Rolaids were developed in the 1920s by Irvine Grote, an American chemist, to help relieve the discomfort of indigestion, commonly referred to as heart burn. Rolaids belong to a family of drugs known as antacids, because of their ability to neutralize the acidity of the digestive juices produced by the stomach. They derive their name from the foil roll in which they were originally packaged. Other brands of antacids include Maalox, Milk of Magnesia (MOM) and Pepto-Bismol.
Causes of Indigestion
Indigestion occurs when stomach acids overflow from the stomach into the esophagus (the tube that leads from the throat down to the stomach) causing a burning sensation in the chest, hence the term "heart burn." Normally, stomach acid should not be able to pass from the stomach back up into the esophagus, but weakness in the esophageal sphincter muscle, consumption of foods that cause the sphincter to relax (for example, caffeine, alcohol, chocolate), or overeating can allow this barrier to be breached. The esophagus does not have the same kind of protective lining as does the stomach, and the pain that is felt during indigestion is a result of stomach acids slowly breaking down the tissues of the esophagus.

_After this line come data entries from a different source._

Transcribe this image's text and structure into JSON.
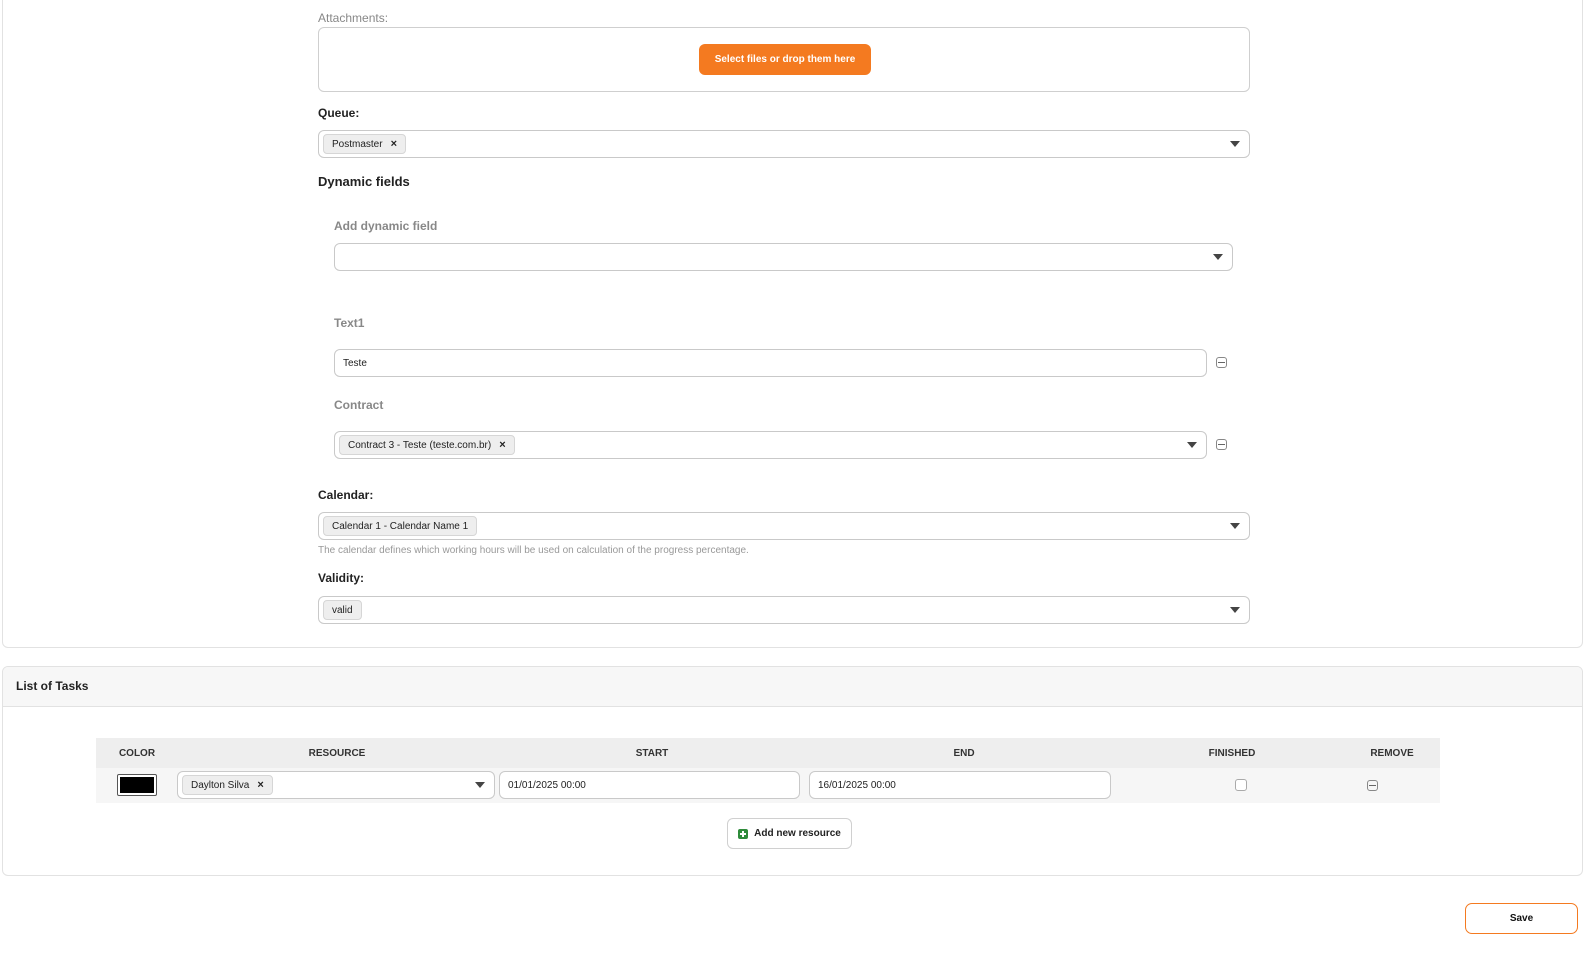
{
  "attachments": {
    "label": "Attachments:",
    "upload_button": "Select files or drop them here"
  },
  "queue": {
    "label": "Queue:",
    "selected": "Postmaster",
    "remove_symbol": "×"
  },
  "dynamic_fields": {
    "heading": "Dynamic fields",
    "add_label": "Add dynamic field",
    "add_value": "",
    "fields": [
      {
        "label": "Text1",
        "value": "Teste"
      },
      {
        "label": "Contract",
        "selected": "Contract 3 - Teste (teste.com.br)",
        "remove_symbol": "×"
      }
    ]
  },
  "calendar": {
    "label": "Calendar:",
    "selected": "Calendar 1 - Calendar Name 1",
    "hint": "The calendar defines which working hours will be used on calculation of the progress percentage."
  },
  "validity": {
    "label": "Validity:",
    "selected": "valid"
  },
  "tasks": {
    "title": "List of Tasks",
    "columns": [
      "COLOR",
      "RESOURCE",
      "START",
      "END",
      "FINISHED",
      "REMOVE"
    ],
    "rows": [
      {
        "color": "#000000",
        "resource": "Daylton Silva",
        "remove_symbol": "×",
        "start": "01/01/2025 00:00",
        "end": "16/01/2025 00:00",
        "finished": false
      }
    ],
    "add_button": "Add new resource"
  },
  "save_button": "Save",
  "colors": {
    "accent": "#f47a20",
    "add_icon": "#2e8b3a"
  }
}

How Rolaids Work
The active ingredients in Rolaids are calcium carbonate and magnesium hydroxide. Both of these ingredients are basic, meaning they are on the opposite end of the PH scale from the hydrochloric acid produced by the stomach. When bases and acids meet, they neutralize each other's effects. Antacids do not necessarily stop stomach acids from going up into the esophagus (although there are claims that they can help the esophageal sphincter retain a better seal), but what they do accomplish is to make those acids less acidic, and thus less corrosive (and therefore less painful) to the lining of the esophagus.
Long-term Use Not Recommended
In neutralizing the acids that cause heartburn to occur, antacids also reduce the effectiveness of those acids to properly digest food. And since the stomach is designed to digest, it will compensate by producing more acid. This usually does not pose problems in the short term, but with long term use of antacids, the stomach can become accustomed to producing ever-increasing amounts of hydrochloric acid in order to keep up, causing an unfortunate circle of dependency; the very treatment used to reduce stomach acidity will have ended up increasing it instead.
Trading Symptoms for Side Effects
There are a number of other potential side effects that anyone who makes more than occasional use of an antacid such as Rolaids should be aware of, such as an impaired ability to absorb certain drugs and nutrients, and an impaired ability to destroy food-borne bacteria due to the reduction of acidity levels in the stomach. A full discussion of the side effects of antacids, as well as alternative methods of addressing indigestion, is outside the scope of this article, so if you have any concerns, do further research and always consult your doctor.